**Provided material**
--------------------------------------------------

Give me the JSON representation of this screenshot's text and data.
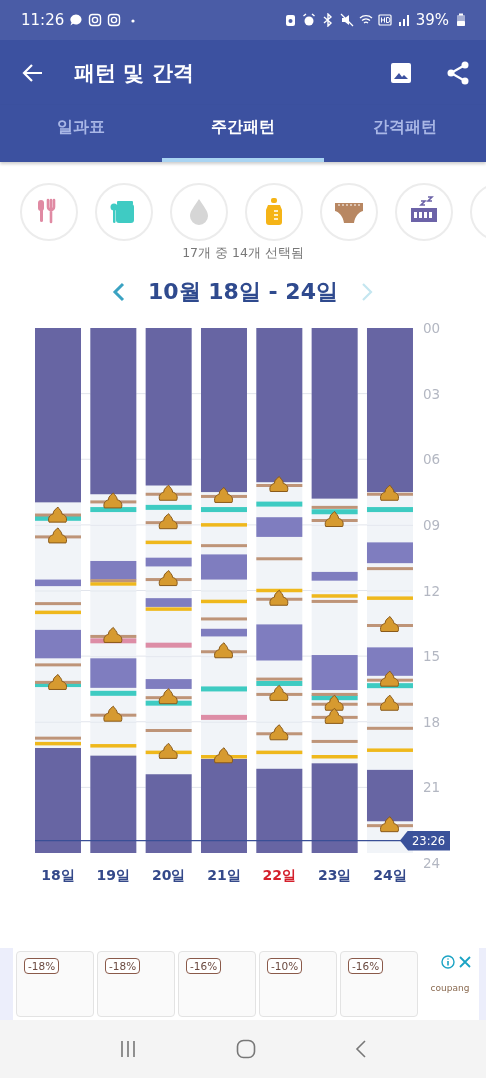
{
  "status_bar": {
    "time": "11:26",
    "battery": "39%"
  },
  "app_bar": {
    "title": "패턴 및 간격"
  },
  "tabs": [
    {
      "label": "일과표",
      "selected": false
    },
    {
      "label": "주간패턴",
      "selected": true
    },
    {
      "label": "간격패턴",
      "selected": false
    }
  ],
  "categories": [
    {
      "kind": "meal"
    },
    {
      "kind": "formula"
    },
    {
      "kind": "water"
    },
    {
      "kind": "bottle"
    },
    {
      "kind": "diaper"
    },
    {
      "kind": "sleep"
    },
    {
      "kind": "more"
    }
  ],
  "selection_summary": "17개 중 14개 선택됨",
  "week_nav": {
    "range": "10월 18일 - 24일",
    "next_disabled": true
  },
  "chart": {
    "hour_labels": [
      "00",
      "03",
      "06",
      "09",
      "12",
      "15",
      "18",
      "21",
      "24"
    ],
    "days": [
      {
        "label": "18일",
        "color": "#34498a"
      },
      {
        "label": "19일",
        "color": "#34498a"
      },
      {
        "label": "20일",
        "color": "#34498a"
      },
      {
        "label": "21일",
        "color": "#34498a"
      },
      {
        "label": "22일",
        "color": "#d4202c"
      },
      {
        "label": "23일",
        "color": "#34498a"
      },
      {
        "label": "24일",
        "color": "#34498a"
      }
    ],
    "current_time": "23:26"
  },
  "ad": {
    "products": [
      {
        "discount": "-18%"
      },
      {
        "discount": "-18%"
      },
      {
        "discount": "-16%"
      },
      {
        "discount": "-10%"
      },
      {
        "discount": "-16%"
      }
    ],
    "brand": "coupang"
  }
}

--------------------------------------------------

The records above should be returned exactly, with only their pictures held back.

**Your solution**
Give me the JSON representation of this screenshot's text and data.
{
  "status_bar": {
    "time": "11:26",
    "battery": "39%"
  },
  "app_bar": {
    "title": "패턴 및 간격"
  },
  "tabs": [
    {
      "label": "일과표",
      "selected": false
    },
    {
      "label": "주간패턴",
      "selected": true
    },
    {
      "label": "간격패턴",
      "selected": false
    }
  ],
  "categories": [
    {
      "kind": "meal"
    },
    {
      "kind": "formula"
    },
    {
      "kind": "water"
    },
    {
      "kind": "bottle"
    },
    {
      "kind": "diaper"
    },
    {
      "kind": "sleep"
    },
    {
      "kind": "more"
    }
  ],
  "selection_summary": "17개 중 14개 선택됨",
  "week_nav": {
    "range": "10월 18일 - 24일",
    "next_disabled": true
  },
  "chart": {
    "hour_labels": [
      "00",
      "03",
      "06",
      "09",
      "12",
      "15",
      "18",
      "21",
      "24"
    ],
    "days": [
      {
        "label": "18일",
        "color": "#34498a"
      },
      {
        "label": "19일",
        "color": "#34498a"
      },
      {
        "label": "20일",
        "color": "#34498a"
      },
      {
        "label": "21일",
        "color": "#34498a"
      },
      {
        "label": "22일",
        "color": "#d4202c"
      },
      {
        "label": "23일",
        "color": "#34498a"
      },
      {
        "label": "24일",
        "color": "#34498a"
      }
    ],
    "current_time": "23:26"
  },
  "ad": {
    "products": [
      {
        "discount": "-18%"
      },
      {
        "discount": "-18%"
      },
      {
        "discount": "-16%"
      },
      {
        "discount": "-10%"
      },
      {
        "discount": "-16%"
      }
    ],
    "brand": "coupang"
  }
}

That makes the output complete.